Applicants for one of the 16 chiropractic programs in the United States recognized by the Council on Chiropractic Education are required to obtain a minimum of 90 semester hours of undergraduate study building towards a bachelor’s degree. Classes include the social sciences, inorganic and organic chemistry, humanities, English, physics, and biology as well as psychology. Several applicants have a bachelor’s degree, something which might eventually turn into the minimum prerequisite for entry. A great many chiropractic colleges offer pre-chiropractic study in addition to a bachelor’s degree program.
Chiropractic programs call for at least 4,200 hours of combined clinical, classroom, and laboratory experience. Several chiropractic programs place a great deal of importance on laboratory and classroom work in sciences like microbiology, pathology, anatomy, physiology, and biochemistry during the initial two years. The final two years are concentrated on classes in manipulation and spinal adjustment and also offer clinical experience in laboratory and physical diagnoses, geriatrics, neurology, nutrition, physiotheraphy, and orthopedics. Chiropractic institutions and programs award graduates with the degree of Doctor of Chiropractic.
In addition, chiropractic colleges offer postdoctoral training in sports injuries, radiology, orthopedics, applied chiropractic science, industrial consulting, neurology, rehabilitation, family practice, and nutrition. When the training is finished, chiropractors are allowed to take specialty tests leading to “diplomate” level in a certain specialty.
Chiropractor Salary and Wages
In May 2008 $66,490 was the median annual wages of salaried chiropractors. The middle 50 percent made between $45,540 and $96,700 a year. According to a survey carried out by Chiropractic Economics magazine, the mean salary for chiropractors was $94,454 in 2009.*
*According to the BLS, http://www.bls.gov/oco/
As with any sole practice, in chiropractic earnings are rather low during the initial business months and increase as the practice blossoms. Characteristics, location, and qualifications of the chiropractor also influence earnings.
Salaried chiropractors usually have retirement benefits and health insurance from their employers, while self-employed chiropractors have to provide their own retirement and health insurance.
The regulation of practice of chiropractic and the awarding of licenses to chiropractors who meet the examination and educational requirements set up by the state is controlled by all States and the District of Columbia. Select States have agreements allowing chiropractors licensed in a single State to have a license in another State without having to take another exam, although their examination, practice, and educational credentials have to meet individual State standards.
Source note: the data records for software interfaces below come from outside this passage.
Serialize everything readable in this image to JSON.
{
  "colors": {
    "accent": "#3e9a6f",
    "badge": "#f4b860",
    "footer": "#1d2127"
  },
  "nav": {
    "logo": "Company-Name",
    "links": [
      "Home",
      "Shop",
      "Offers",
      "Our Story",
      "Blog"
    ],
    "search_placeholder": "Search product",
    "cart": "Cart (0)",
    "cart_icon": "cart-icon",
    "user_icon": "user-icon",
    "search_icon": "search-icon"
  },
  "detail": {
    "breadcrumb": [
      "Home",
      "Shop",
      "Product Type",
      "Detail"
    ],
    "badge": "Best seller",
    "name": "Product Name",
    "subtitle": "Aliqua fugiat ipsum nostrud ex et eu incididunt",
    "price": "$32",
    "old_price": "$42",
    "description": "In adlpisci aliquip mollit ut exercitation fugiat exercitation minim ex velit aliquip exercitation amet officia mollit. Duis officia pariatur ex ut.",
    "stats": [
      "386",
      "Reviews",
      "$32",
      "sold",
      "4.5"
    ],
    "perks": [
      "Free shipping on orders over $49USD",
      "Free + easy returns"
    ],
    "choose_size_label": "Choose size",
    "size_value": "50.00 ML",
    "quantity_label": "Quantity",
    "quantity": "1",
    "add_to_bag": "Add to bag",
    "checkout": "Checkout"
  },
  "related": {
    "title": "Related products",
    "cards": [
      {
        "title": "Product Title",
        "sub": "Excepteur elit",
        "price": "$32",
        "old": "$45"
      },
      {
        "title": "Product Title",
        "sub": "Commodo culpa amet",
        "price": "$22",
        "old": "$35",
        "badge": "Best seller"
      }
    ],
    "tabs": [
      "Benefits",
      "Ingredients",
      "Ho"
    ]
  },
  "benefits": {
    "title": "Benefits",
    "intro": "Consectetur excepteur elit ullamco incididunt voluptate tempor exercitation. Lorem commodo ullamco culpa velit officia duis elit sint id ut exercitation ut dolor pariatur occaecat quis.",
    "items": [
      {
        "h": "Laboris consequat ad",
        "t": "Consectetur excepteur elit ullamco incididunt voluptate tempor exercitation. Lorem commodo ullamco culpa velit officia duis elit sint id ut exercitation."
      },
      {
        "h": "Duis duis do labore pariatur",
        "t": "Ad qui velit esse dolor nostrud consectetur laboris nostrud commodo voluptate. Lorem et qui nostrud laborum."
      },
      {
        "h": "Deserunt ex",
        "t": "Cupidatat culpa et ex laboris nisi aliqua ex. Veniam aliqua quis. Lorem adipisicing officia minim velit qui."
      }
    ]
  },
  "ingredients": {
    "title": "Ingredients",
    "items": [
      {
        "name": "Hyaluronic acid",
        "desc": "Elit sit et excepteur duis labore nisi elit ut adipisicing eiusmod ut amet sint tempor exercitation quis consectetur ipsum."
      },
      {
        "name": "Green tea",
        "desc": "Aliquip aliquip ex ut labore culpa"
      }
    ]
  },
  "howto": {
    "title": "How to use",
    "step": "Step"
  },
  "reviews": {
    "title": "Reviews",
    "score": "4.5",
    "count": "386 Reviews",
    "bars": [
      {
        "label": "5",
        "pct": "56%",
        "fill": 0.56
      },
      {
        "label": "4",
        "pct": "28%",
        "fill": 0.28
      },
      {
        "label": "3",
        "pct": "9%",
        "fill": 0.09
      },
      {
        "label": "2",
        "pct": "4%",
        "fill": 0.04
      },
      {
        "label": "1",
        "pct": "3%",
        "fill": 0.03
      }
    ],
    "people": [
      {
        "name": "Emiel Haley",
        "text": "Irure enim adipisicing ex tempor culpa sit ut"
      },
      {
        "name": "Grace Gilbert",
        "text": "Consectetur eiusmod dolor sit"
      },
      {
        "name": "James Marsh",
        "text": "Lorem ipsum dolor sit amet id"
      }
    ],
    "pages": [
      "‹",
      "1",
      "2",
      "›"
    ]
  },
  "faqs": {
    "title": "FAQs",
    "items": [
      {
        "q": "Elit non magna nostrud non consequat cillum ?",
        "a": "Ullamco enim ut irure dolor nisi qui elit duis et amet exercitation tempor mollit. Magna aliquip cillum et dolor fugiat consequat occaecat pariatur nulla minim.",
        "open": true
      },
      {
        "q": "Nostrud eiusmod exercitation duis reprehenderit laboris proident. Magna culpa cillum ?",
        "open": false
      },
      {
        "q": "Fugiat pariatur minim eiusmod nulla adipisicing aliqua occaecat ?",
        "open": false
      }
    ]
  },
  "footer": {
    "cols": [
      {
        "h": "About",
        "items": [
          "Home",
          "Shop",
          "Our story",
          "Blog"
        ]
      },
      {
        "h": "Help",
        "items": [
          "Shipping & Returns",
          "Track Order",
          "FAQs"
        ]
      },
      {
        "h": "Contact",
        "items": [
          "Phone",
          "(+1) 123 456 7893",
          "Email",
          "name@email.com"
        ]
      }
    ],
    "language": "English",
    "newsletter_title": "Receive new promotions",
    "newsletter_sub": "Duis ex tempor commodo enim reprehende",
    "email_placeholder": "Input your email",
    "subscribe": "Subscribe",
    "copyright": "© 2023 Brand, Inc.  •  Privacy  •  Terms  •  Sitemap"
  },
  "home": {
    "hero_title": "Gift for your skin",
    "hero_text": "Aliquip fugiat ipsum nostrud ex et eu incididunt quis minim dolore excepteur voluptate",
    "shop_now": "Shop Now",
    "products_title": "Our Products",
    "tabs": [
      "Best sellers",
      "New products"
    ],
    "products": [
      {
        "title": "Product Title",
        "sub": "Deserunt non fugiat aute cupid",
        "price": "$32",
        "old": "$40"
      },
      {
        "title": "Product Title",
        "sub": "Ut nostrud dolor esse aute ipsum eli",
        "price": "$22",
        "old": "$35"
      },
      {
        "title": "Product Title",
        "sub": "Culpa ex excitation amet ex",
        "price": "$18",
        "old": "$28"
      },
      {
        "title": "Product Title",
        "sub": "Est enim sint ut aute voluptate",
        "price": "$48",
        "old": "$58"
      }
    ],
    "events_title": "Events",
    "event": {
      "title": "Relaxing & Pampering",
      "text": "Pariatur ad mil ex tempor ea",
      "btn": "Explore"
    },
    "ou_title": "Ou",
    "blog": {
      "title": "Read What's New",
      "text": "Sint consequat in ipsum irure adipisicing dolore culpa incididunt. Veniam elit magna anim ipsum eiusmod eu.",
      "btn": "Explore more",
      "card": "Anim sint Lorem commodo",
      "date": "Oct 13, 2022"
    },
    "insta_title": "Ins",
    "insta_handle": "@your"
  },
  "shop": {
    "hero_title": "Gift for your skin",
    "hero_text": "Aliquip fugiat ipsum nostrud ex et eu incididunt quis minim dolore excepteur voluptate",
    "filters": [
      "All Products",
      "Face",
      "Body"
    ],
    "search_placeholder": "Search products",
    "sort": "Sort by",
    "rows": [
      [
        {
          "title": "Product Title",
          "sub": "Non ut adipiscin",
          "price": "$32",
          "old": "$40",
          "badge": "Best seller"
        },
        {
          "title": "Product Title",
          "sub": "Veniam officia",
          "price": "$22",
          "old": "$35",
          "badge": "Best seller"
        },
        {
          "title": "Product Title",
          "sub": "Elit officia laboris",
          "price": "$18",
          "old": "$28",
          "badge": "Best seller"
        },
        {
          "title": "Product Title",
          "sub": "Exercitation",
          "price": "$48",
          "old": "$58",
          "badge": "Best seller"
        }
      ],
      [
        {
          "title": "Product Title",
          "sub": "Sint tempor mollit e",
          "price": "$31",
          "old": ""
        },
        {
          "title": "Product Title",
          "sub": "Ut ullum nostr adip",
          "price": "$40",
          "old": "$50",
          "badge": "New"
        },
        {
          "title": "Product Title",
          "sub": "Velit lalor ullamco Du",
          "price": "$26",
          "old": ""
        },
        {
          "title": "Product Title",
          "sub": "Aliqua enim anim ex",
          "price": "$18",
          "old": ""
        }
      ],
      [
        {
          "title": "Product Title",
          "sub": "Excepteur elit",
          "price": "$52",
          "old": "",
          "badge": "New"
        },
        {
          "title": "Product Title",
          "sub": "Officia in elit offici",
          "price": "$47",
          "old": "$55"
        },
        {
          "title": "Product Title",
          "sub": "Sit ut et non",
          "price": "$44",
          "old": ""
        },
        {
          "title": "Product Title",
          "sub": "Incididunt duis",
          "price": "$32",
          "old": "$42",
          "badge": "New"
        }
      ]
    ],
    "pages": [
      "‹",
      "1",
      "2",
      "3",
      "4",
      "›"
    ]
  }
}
For licensure, several State boards recognize part or all of the four-part test administered by the National Board of Chiropractic Examiners. Determined by State requirements, State examinations may take the place of the National Board tests. Except for New Jersey, all States require the successful completion of a certain amount of hours of continuing education each year if a chiropractor wants to maintain licensure.
Chiropractor Professional Associations
The American Chiropractic Association (ACA), based in Arlington, VA., is “a professional organization representing Doctors of Chiropractic. Its mission is to preserve, protect, improve and promote the chiropractic profession and the services of Doctors of Chiropractic for the benefit of patients they serve. The purpose of the ACA is to provide leadership in health care and a positive vision for the chiropractic profession and its natural approach to health and wellness.”